(Page and application data records)
☆ ☆ ☆
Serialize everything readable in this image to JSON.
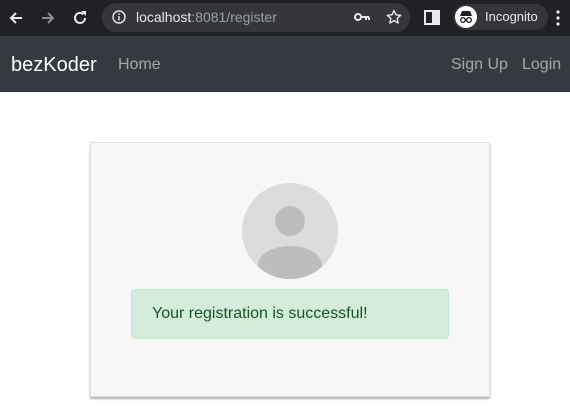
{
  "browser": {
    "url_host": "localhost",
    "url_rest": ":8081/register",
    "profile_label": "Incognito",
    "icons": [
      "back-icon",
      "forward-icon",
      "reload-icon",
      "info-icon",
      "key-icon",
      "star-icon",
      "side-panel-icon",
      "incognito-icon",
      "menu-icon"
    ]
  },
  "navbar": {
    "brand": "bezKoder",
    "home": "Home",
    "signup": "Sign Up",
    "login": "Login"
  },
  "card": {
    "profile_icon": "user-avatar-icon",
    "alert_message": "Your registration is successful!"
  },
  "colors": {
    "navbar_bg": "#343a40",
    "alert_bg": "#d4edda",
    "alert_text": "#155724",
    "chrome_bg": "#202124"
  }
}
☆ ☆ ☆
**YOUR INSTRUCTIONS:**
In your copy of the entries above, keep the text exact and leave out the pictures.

**RESPONSE TO THIS TASK:**
Serialize everything readable in this image to JSON.
{
  "browser": {
    "url_host": "localhost",
    "url_rest": ":8081/register",
    "profile_label": "Incognito",
    "icons": [
      "back-icon",
      "forward-icon",
      "reload-icon",
      "info-icon",
      "key-icon",
      "star-icon",
      "side-panel-icon",
      "incognito-icon",
      "menu-icon"
    ]
  },
  "navbar": {
    "brand": "bezKoder",
    "home": "Home",
    "signup": "Sign Up",
    "login": "Login"
  },
  "card": {
    "profile_icon": "user-avatar-icon",
    "alert_message": "Your registration is successful!"
  },
  "colors": {
    "navbar_bg": "#343a40",
    "alert_bg": "#d4edda",
    "alert_text": "#155724",
    "chrome_bg": "#202124"
  }
}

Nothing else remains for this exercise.